NEW YORK - Outside the meeting, several dozen workers from airport subcontractors for US Airways and American Airlines protested low wages, carrying signs that read "Poverty doesn't fly."
They are trying to organize unions and join the Service Employees International.
Inside, four workers who provide wheelchair service and security at airports in Philadelphia, New York, Fort Lauderdale and Boston spoke at the meeting, telling US Airways chief executive Doug Parker that they make $7 to $8.50 an hour and have gone without raises for years. They spoke of trying to raise families on poverty-level paychecks and having to work two jobs to make ends meet.
Parker said he was proud to have the support of union employees at US Airways and American for the merger and that there was little he could do directly for the workers since they don't work for US Airways.
"We fully support your right to organize and we wish you luck in that endeavor," he said.
Also at the meeting, held at the law offices of Latham & Watkins in New York, Parker addressed concerns that the Justice Department review may be delayed as concerns have been raised about the combined carrier's presence at Reagan National Airport. He said that Dallas-based Southwest Airlines and JetBlue were lobbying the hardest on the issue.
Parker said there is no legal basis to force American and US Airways to divest slots at Reagan, saying that the carriers combined share of flights would still be less than United, Delta and Southwest maintain at other airports.
Divesting slots would result on lost service from Washington to several smaller cities, Parker said, calling that "really bad policy."
Parker, who will become CEO of the combined airline, said that while the corporate culture among top executives was different at American and US Airways, the culture among most employees is very similar. Both want to operate a great airline and serve customers, he said.
Integration meetings with employees from both airlines have been going well, Parker said, and it's sometimes hard to tell which airline employees are from.

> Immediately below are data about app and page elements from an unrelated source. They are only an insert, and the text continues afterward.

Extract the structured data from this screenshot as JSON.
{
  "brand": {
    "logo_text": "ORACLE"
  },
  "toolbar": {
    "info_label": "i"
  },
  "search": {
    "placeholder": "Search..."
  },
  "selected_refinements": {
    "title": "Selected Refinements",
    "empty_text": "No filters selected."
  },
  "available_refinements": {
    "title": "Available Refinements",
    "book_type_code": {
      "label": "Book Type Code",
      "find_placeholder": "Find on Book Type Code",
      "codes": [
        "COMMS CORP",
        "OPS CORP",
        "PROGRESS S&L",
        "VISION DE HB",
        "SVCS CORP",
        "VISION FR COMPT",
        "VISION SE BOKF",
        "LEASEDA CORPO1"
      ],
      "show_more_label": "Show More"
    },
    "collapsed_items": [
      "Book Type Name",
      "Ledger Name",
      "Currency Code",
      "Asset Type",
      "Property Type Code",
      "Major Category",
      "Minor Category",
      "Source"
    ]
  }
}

He declined to say how many management jobs may be lost in the integration or how many headquarters employees would be moving to Dallas-Fort Worth, but said more officers would be named in the next couple of weeks.